> **Work to be completed**
Restate each entry shown beneath this instruction, keeping its wording intact.

+-------+

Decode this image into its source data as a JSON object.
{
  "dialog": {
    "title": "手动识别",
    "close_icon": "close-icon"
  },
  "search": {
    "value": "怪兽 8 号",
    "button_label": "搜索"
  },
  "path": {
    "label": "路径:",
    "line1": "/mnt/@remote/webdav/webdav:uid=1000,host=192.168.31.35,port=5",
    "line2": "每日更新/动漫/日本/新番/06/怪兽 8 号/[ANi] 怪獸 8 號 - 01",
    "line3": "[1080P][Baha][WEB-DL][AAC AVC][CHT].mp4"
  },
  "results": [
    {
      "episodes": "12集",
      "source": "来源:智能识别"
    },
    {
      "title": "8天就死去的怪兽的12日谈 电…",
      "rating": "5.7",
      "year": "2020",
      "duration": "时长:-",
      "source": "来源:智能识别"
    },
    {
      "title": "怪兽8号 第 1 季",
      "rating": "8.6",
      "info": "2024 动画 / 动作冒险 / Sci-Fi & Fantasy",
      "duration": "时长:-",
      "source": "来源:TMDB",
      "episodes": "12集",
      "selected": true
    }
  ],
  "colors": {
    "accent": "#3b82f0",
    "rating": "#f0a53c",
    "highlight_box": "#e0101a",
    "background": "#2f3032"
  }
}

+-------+

> **Task response**
Decode this image into its source data as a JSON object.
{
  "dialog": {
    "title": "手动识别",
    "close_icon": "close-icon"
  },
  "search": {
    "value": "怪兽 8 号",
    "button_label": "搜索"
  },
  "path": {
    "label": "路径:",
    "line1": "/mnt/@remote/webdav/webdav:uid=1000,host=192.168.31.35,port=5",
    "line2": "每日更新/动漫/日本/新番/06/怪兽 8 号/[ANi] 怪獸 8 號 - 01",
    "line3": "[1080P][Baha][WEB-DL][AAC AVC][CHT].mp4"
  },
  "results": [
    {
      "episodes": "12集",
      "source": "来源:智能识别"
    },
    {
      "title": "8天就死去的怪兽的12日谈 电…",
      "rating": "5.7",
      "year": "2020",
      "duration": "时长:-",
      "source": "来源:智能识别"
    },
    {
      "title": "怪兽8号 第 1 季",
      "rating": "8.6",
      "info": "2024 动画 / 动作冒险 / Sci-Fi & Fantasy",
      "duration": "时长:-",
      "source": "来源:TMDB",
      "episodes": "12集",
      "selected": true
    }
  ],
  "colors": {
    "accent": "#3b82f0",
    "rating": "#f0a53c",
    "highlight_box": "#e0101a",
    "background": "#2f3032"
  }
}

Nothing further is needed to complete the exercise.